- **What to do**
Pick out the lines below with "Upgrade" and list them.

- **Excerpted records**
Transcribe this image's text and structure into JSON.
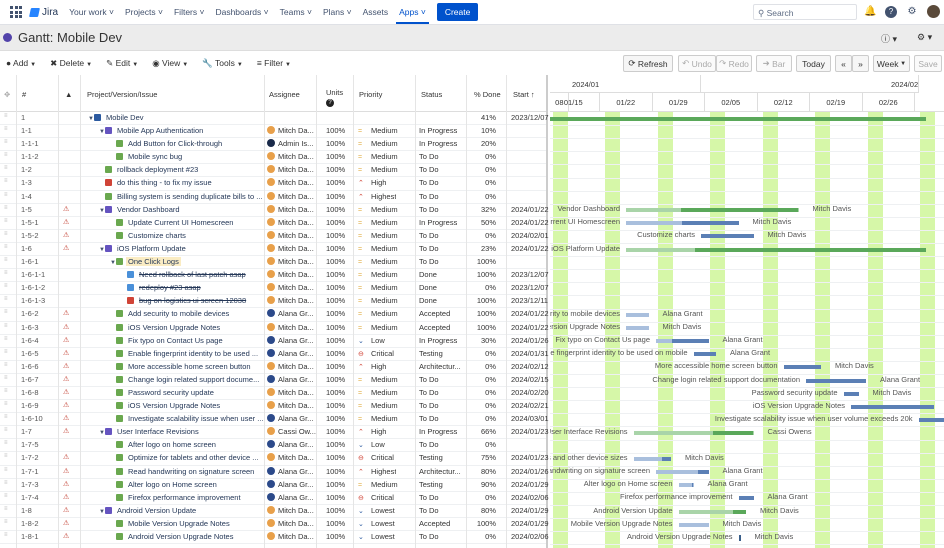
{
  "topnav": {
    "product": "Jira",
    "items": [
      "Your work",
      "Projects",
      "Filters",
      "Dashboards",
      "Teams",
      "Plans",
      "Assets",
      "Apps"
    ],
    "dropdown_items": [
      true,
      true,
      true,
      true,
      true,
      true,
      false,
      true
    ],
    "active": "Apps",
    "create": "Create",
    "search_placeholder": "Search"
  },
  "title": "Gantt:  Mobile Dev",
  "toolbar": {
    "add": "Add",
    "delete": "Delete",
    "edit": "Edit",
    "view": "View",
    "tools": "Tools",
    "filter": "Filter",
    "refresh": "Refresh",
    "undo": "Undo",
    "redo": "Redo",
    "bar": "Bar",
    "today": "Today",
    "prev": "«",
    "next": "»",
    "scale": "Week",
    "save": "Save"
  },
  "columns": {
    "num": "#",
    "name": "Project/Version/Issue",
    "assignee": "Assignee",
    "units": "Units",
    "priority": "Priority",
    "status": "Status",
    "done": "% Done",
    "start": "Start"
  },
  "colors": {
    "accent": "#0052cc",
    "weekend": "#d6f7a8",
    "summary_bar": "#5aa85a",
    "task_bar": "#5b7fb5",
    "story": "#6aa84f",
    "bug": "#d04437",
    "epic": "#6554c0"
  },
  "timeline": {
    "months": [
      "2024/01",
      "2024/02"
    ],
    "weeks": [
      "08",
      "01/15",
      "01/22",
      "01/29",
      "02/05",
      "02/12",
      "02/19",
      "02/26"
    ]
  },
  "rows": [
    {
      "id": "1",
      "warn": false,
      "lvl": 0,
      "tw": true,
      "type": "project",
      "name": "Mobile Dev",
      "asg": "",
      "av": "",
      "units": "",
      "pri": "",
      "stat": "",
      "done": "41%",
      "start": "2023/12/07"
    },
    {
      "id": "1-1",
      "warn": false,
      "lvl": 1,
      "tw": true,
      "type": "epic",
      "name": "Mobile App Authentication",
      "asg": "Mitch Da...",
      "av": "md",
      "units": "100%",
      "pri": "Medium",
      "stat": "In Progress",
      "done": "10%",
      "start": ""
    },
    {
      "id": "1-1-1",
      "warn": false,
      "lvl": 2,
      "tw": false,
      "type": "story",
      "name": "Add Button for Click-through",
      "asg": "Admin Is...",
      "av": "ai",
      "units": "100%",
      "pri": "Medium",
      "stat": "In Progress",
      "done": "20%",
      "start": ""
    },
    {
      "id": "1-1-2",
      "warn": false,
      "lvl": 2,
      "tw": false,
      "type": "story",
      "name": "Mobile sync bug",
      "asg": "Mitch Da...",
      "av": "md",
      "units": "100%",
      "pri": "Medium",
      "stat": "To Do",
      "done": "0%",
      "start": ""
    },
    {
      "id": "1-2",
      "warn": false,
      "lvl": 1,
      "tw": false,
      "type": "story",
      "name": "rollback deployment #23",
      "asg": "Mitch Da...",
      "av": "md",
      "units": "100%",
      "pri": "Medium",
      "stat": "To Do",
      "done": "0%",
      "start": ""
    },
    {
      "id": "1-3",
      "warn": false,
      "lvl": 1,
      "tw": false,
      "type": "bug",
      "name": "do this thing - to fix my issue",
      "asg": "Mitch Da...",
      "av": "md",
      "units": "100%",
      "pri": "High",
      "stat": "To Do",
      "done": "0%",
      "start": ""
    },
    {
      "id": "1-4",
      "warn": false,
      "lvl": 1,
      "tw": false,
      "type": "story",
      "name": "Billing system is sending duplicate bills to ...",
      "asg": "Mitch Da...",
      "av": "md",
      "units": "100%",
      "pri": "Highest",
      "stat": "To Do",
      "done": "0%",
      "start": ""
    },
    {
      "id": "1-5",
      "warn": true,
      "lvl": 1,
      "tw": true,
      "type": "epic",
      "name": "Vendor Dashboard",
      "asg": "Mitch Da...",
      "av": "md",
      "units": "100%",
      "pri": "Medium",
      "stat": "To Do",
      "done": "32%",
      "start": "2024/01/22"
    },
    {
      "id": "1-5-1",
      "warn": true,
      "lvl": 2,
      "tw": false,
      "type": "story",
      "name": "Update Current UI Homescreen",
      "asg": "Mitch Da...",
      "av": "md",
      "units": "100%",
      "pri": "Medium",
      "stat": "In Progress",
      "done": "50%",
      "start": "2024/01/22"
    },
    {
      "id": "1-5-2",
      "warn": true,
      "lvl": 2,
      "tw": false,
      "type": "story",
      "name": "Customize charts",
      "asg": "Mitch Da...",
      "av": "md",
      "units": "100%",
      "pri": "Medium",
      "stat": "To Do",
      "done": "0%",
      "start": "2024/02/01"
    },
    {
      "id": "1-6",
      "warn": true,
      "lvl": 1,
      "tw": true,
      "type": "epic",
      "name": "iOS Platform Update",
      "asg": "Mitch Da...",
      "av": "md",
      "units": "100%",
      "pri": "Medium",
      "stat": "To Do",
      "done": "23%",
      "start": "2024/01/22"
    },
    {
      "id": "1-6-1",
      "warn": false,
      "lvl": 2,
      "tw": true,
      "type": "story",
      "name": "One Click Logs",
      "asg": "Mitch Da...",
      "av": "md",
      "units": "100%",
      "pri": "Medium",
      "stat": "To Do",
      "done": "100%",
      "start": "",
      "sel": true
    },
    {
      "id": "1-6-1-1",
      "warn": false,
      "lvl": 3,
      "tw": false,
      "type": "task",
      "name": "Need rollback of last patch asap",
      "asg": "Mitch Da...",
      "av": "md",
      "units": "100%",
      "pri": "Medium",
      "stat": "Done",
      "done": "100%",
      "start": "2023/12/07",
      "strike": true
    },
    {
      "id": "1-6-1-2",
      "warn": false,
      "lvl": 3,
      "tw": false,
      "type": "task",
      "name": "redeploy #23 asap",
      "asg": "Mitch Da...",
      "av": "md",
      "units": "100%",
      "pri": "Medium",
      "stat": "Done",
      "done": "0%",
      "start": "2023/12/07",
      "strike": true
    },
    {
      "id": "1-6-1-3",
      "warn": false,
      "lvl": 3,
      "tw": false,
      "type": "bug",
      "name": "bug on logistics ui screen 12038",
      "asg": "Mitch Da...",
      "av": "md",
      "units": "100%",
      "pri": "Medium",
      "stat": "Done",
      "done": "100%",
      "start": "2023/12/11",
      "strike": true
    },
    {
      "id": "1-6-2",
      "warn": true,
      "lvl": 2,
      "tw": false,
      "type": "story",
      "name": "Add security to mobile devices",
      "asg": "Alana Gr...",
      "av": "ag",
      "units": "100%",
      "pri": "Medium",
      "stat": "Accepted",
      "done": "100%",
      "start": "2024/01/22"
    },
    {
      "id": "1-6-3",
      "warn": true,
      "lvl": 2,
      "tw": false,
      "type": "story",
      "name": "iOS Version Upgrade Notes",
      "asg": "Mitch Da...",
      "av": "md",
      "units": "100%",
      "pri": "Medium",
      "stat": "Accepted",
      "done": "100%",
      "start": "2024/01/22"
    },
    {
      "id": "1-6-4",
      "warn": true,
      "lvl": 2,
      "tw": false,
      "type": "story",
      "name": "Fix typo on Contact Us page",
      "asg": "Alana Gr...",
      "av": "ag",
      "units": "100%",
      "pri": "Low",
      "stat": "In Progress",
      "done": "30%",
      "start": "2024/01/26"
    },
    {
      "id": "1-6-5",
      "warn": true,
      "lvl": 2,
      "tw": false,
      "type": "story",
      "name": "Enable fingerprint identity to be used ...",
      "asg": "Alana Gr...",
      "av": "ag",
      "units": "100%",
      "pri": "Critical",
      "stat": "Testing",
      "done": "0%",
      "start": "2024/01/31"
    },
    {
      "id": "1-6-6",
      "warn": true,
      "lvl": 2,
      "tw": false,
      "type": "story",
      "name": "More accessible home screen button",
      "asg": "Mitch Da...",
      "av": "md",
      "units": "100%",
      "pri": "High",
      "stat": "Architectur...",
      "done": "0%",
      "start": "2024/02/12"
    },
    {
      "id": "1-6-7",
      "warn": true,
      "lvl": 2,
      "tw": false,
      "type": "story",
      "name": "Change login related support docume...",
      "asg": "Alana Gr...",
      "av": "ag",
      "units": "100%",
      "pri": "Medium",
      "stat": "To Do",
      "done": "0%",
      "start": "2024/02/15"
    },
    {
      "id": "1-6-8",
      "warn": true,
      "lvl": 2,
      "tw": false,
      "type": "story",
      "name": "Password security update",
      "asg": "Mitch Da...",
      "av": "md",
      "units": "100%",
      "pri": "Medium",
      "stat": "To Do",
      "done": "0%",
      "start": "2024/02/20"
    },
    {
      "id": "1-6-9",
      "warn": true,
      "lvl": 2,
      "tw": false,
      "type": "story",
      "name": "iOS Version Upgrade Notes",
      "asg": "Mitch Da...",
      "av": "md",
      "units": "100%",
      "pri": "Medium",
      "stat": "To Do",
      "done": "0%",
      "start": "2024/02/21"
    },
    {
      "id": "1-6-10",
      "warn": true,
      "lvl": 2,
      "tw": false,
      "type": "story",
      "name": "Investigate scalability issue when user ...",
      "asg": "Alana Gr...",
      "av": "ag",
      "units": "100%",
      "pri": "Medium",
      "stat": "To Do",
      "done": "0%",
      "start": "2024/03/01"
    },
    {
      "id": "1-7",
      "warn": true,
      "lvl": 1,
      "tw": true,
      "type": "epic",
      "name": "User Interface Revisions",
      "asg": "Cassi Ow...",
      "av": "co",
      "units": "100%",
      "pri": "High",
      "stat": "In Progress",
      "done": "66%",
      "start": "2024/01/23"
    },
    {
      "id": "1-7-5",
      "warn": false,
      "lvl": 2,
      "tw": false,
      "type": "story",
      "name": "After logo on home screen",
      "asg": "Alana Gr...",
      "av": "ag",
      "units": "100%",
      "pri": "Low",
      "stat": "To Do",
      "done": "0%",
      "start": ""
    },
    {
      "id": "1-7-2",
      "warn": true,
      "lvl": 2,
      "tw": false,
      "type": "story",
      "name": "Optimize for tablets and other device ...",
      "asg": "Mitch Da...",
      "av": "md",
      "units": "100%",
      "pri": "Critical",
      "stat": "Testing",
      "done": "75%",
      "start": "2024/01/23"
    },
    {
      "id": "1-7-1",
      "warn": true,
      "lvl": 2,
      "tw": false,
      "type": "story",
      "name": "Read handwriting on signature screen",
      "asg": "Alana Gr...",
      "av": "ag",
      "units": "100%",
      "pri": "Highest",
      "stat": "Architectur...",
      "done": "80%",
      "start": "2024/01/26"
    },
    {
      "id": "1-7-3",
      "warn": true,
      "lvl": 2,
      "tw": false,
      "type": "story",
      "name": "Alter logo on Home screen",
      "asg": "Alana Gr...",
      "av": "ag",
      "units": "100%",
      "pri": "Medium",
      "stat": "Testing",
      "done": "90%",
      "start": "2024/01/29"
    },
    {
      "id": "1-7-4",
      "warn": true,
      "lvl": 2,
      "tw": false,
      "type": "story",
      "name": "Firefox performance improvement",
      "asg": "Alana Gr...",
      "av": "ag",
      "units": "100%",
      "pri": "Critical",
      "stat": "To Do",
      "done": "0%",
      "start": "2024/02/06"
    },
    {
      "id": "1-8",
      "warn": true,
      "lvl": 1,
      "tw": true,
      "type": "epic",
      "name": "Android Version Update",
      "asg": "Mitch Da...",
      "av": "md",
      "units": "100%",
      "pri": "Lowest",
      "stat": "To Do",
      "done": "80%",
      "start": "2024/01/29"
    },
    {
      "id": "1-8-2",
      "warn": true,
      "lvl": 2,
      "tw": false,
      "type": "story",
      "name": "Mobile Version Upgrade Notes",
      "asg": "Mitch Da...",
      "av": "md",
      "units": "100%",
      "pri": "Lowest",
      "stat": "Accepted",
      "done": "100%",
      "start": "2024/01/29"
    },
    {
      "id": "1-8-1",
      "warn": true,
      "lvl": 2,
      "tw": false,
      "type": "story",
      "name": "Android Version Upgrade Notes",
      "asg": "Mitch Da...",
      "av": "md",
      "units": "100%",
      "pri": "Lowest",
      "stat": "To Do",
      "done": "0%",
      "start": "2024/02/06"
    }
  ],
  "gantt_bars": [
    {
      "row": 0,
      "kind": "summary",
      "start": "2024/01/09",
      "end": "2024/03/02",
      "progress": 0.02,
      "label_left": "",
      "label_right": ""
    },
    {
      "row": 7,
      "kind": "summary",
      "start": "2024/01/22",
      "end": "2024/02/14",
      "progress": 0.32,
      "label_left": "Vendor Dashboard",
      "label_right": "Mitch Davis"
    },
    {
      "row": 8,
      "kind": "task",
      "start": "2024/01/22",
      "end": "2024/02/06",
      "progress": 0.5,
      "label_left": "Update Current UI Homescreen",
      "label_right": "Mitch Davis"
    },
    {
      "row": 9,
      "kind": "task",
      "start": "2024/02/01",
      "end": "2024/02/08",
      "progress": 0,
      "label_left": "Customize charts",
      "label_right": "Mitch Davis"
    },
    {
      "row": 10,
      "kind": "summary",
      "start": "2024/01/22",
      "end": "2024/03/02",
      "progress": 0.23,
      "label_left": "iOS Platform Update",
      "label_right": ""
    },
    {
      "row": 15,
      "kind": "task",
      "start": "2024/01/22",
      "end": "2024/01/25",
      "progress": 1,
      "label_left": "Add security to mobile devices",
      "label_right": "Alana Grant"
    },
    {
      "row": 16,
      "kind": "task",
      "start": "2024/01/22",
      "end": "2024/01/25",
      "progress": 1,
      "label_left": "iOS Version Upgrade Notes",
      "label_right": "Mitch Davis"
    },
    {
      "row": 17,
      "kind": "task",
      "start": "2024/01/26",
      "end": "2024/02/02",
      "progress": 0.3,
      "label_left": "Fix typo on Contact Us page",
      "label_right": "Alana Grant"
    },
    {
      "row": 18,
      "kind": "task",
      "start": "2024/01/31",
      "end": "2024/02/03",
      "progress": 0,
      "label_left": "Enable fingerprint identity to be used on mobile",
      "label_right": "Alana Grant"
    },
    {
      "row": 19,
      "kind": "task",
      "start": "2024/02/12",
      "end": "2024/02/17",
      "progress": 0,
      "label_left": "More accessible home screen button",
      "label_right": "Mitch Davis"
    },
    {
      "row": 20,
      "kind": "task",
      "start": "2024/02/15",
      "end": "2024/02/23",
      "progress": 0,
      "label_left": "Change login related support documentation",
      "label_right": "Alana Grant"
    },
    {
      "row": 21,
      "kind": "task",
      "start": "2024/02/20",
      "end": "2024/02/22",
      "progress": 0,
      "label_left": "Password security update",
      "label_right": "Mitch Davis"
    },
    {
      "row": 22,
      "kind": "task",
      "start": "2024/02/21",
      "end": "2024/03/03",
      "progress": 0,
      "label_left": "iOS Version Upgrade Notes",
      "label_right": "Mitch Davis"
    },
    {
      "row": 23,
      "kind": "task",
      "start": "2024/03/01",
      "end": "2024/03/05",
      "progress": 0,
      "label_left": "Investigate scalability issue when user volume exceeds 20k",
      "label_right": ""
    },
    {
      "row": 24,
      "kind": "summary",
      "start": "2024/01/23",
      "end": "2024/02/08",
      "progress": 0.66,
      "label_left": "User Interface Revisions",
      "label_right": "Cassi Owens"
    },
    {
      "row": 26,
      "kind": "task",
      "start": "2024/01/23",
      "end": "2024/01/28",
      "progress": 0.75,
      "label_left": "Optimize for tablets and other device sizes",
      "label_right": "Mitch Davis"
    },
    {
      "row": 27,
      "kind": "task",
      "start": "2024/01/26",
      "end": "2024/02/02",
      "progress": 0.8,
      "label_left": "Read handwriting on signature screen",
      "label_right": "Alana Grant"
    },
    {
      "row": 28,
      "kind": "task",
      "start": "2024/01/29",
      "end": "2024/01/31",
      "progress": 0.9,
      "label_left": "Alter logo on Home screen",
      "label_right": "Alana Grant"
    },
    {
      "row": 29,
      "kind": "task",
      "start": "2024/02/06",
      "end": "2024/02/08",
      "progress": 0,
      "label_left": "Firefox performance improvement",
      "label_right": "Alana Grant"
    },
    {
      "row": 30,
      "kind": "summary",
      "start": "2024/01/29",
      "end": "2024/02/07",
      "progress": 0.8,
      "label_left": "Android Version Update",
      "label_right": "Mitch Davis"
    },
    {
      "row": 31,
      "kind": "task",
      "start": "2024/01/29",
      "end": "2024/02/02",
      "progress": 1,
      "label_left": "Mobile Version Upgrade Notes",
      "label_right": "Mitch Davis"
    },
    {
      "row": 32,
      "kind": "milestone",
      "start": "2024/02/06",
      "end": "2024/02/06",
      "progress": 0,
      "label_left": "Android Version Upgrade Notes",
      "label_right": "Mitch Davis"
    }
  ]
}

- **Result of the task**
      "name": "iOS Version Upgrade Notes",
      "name": "iOS Version Upgrade Notes",
      "name": "Mobile Version Upgrade Notes",
      "name": "Android Version Upgrade Notes",
      "label_left": "iOS Version Upgrade Notes",
      "label_left": "iOS Version Upgrade Notes",
      "label_left": "Mobile Version Upgrade Notes",
      "label_left": "Android Version Upgrade Notes",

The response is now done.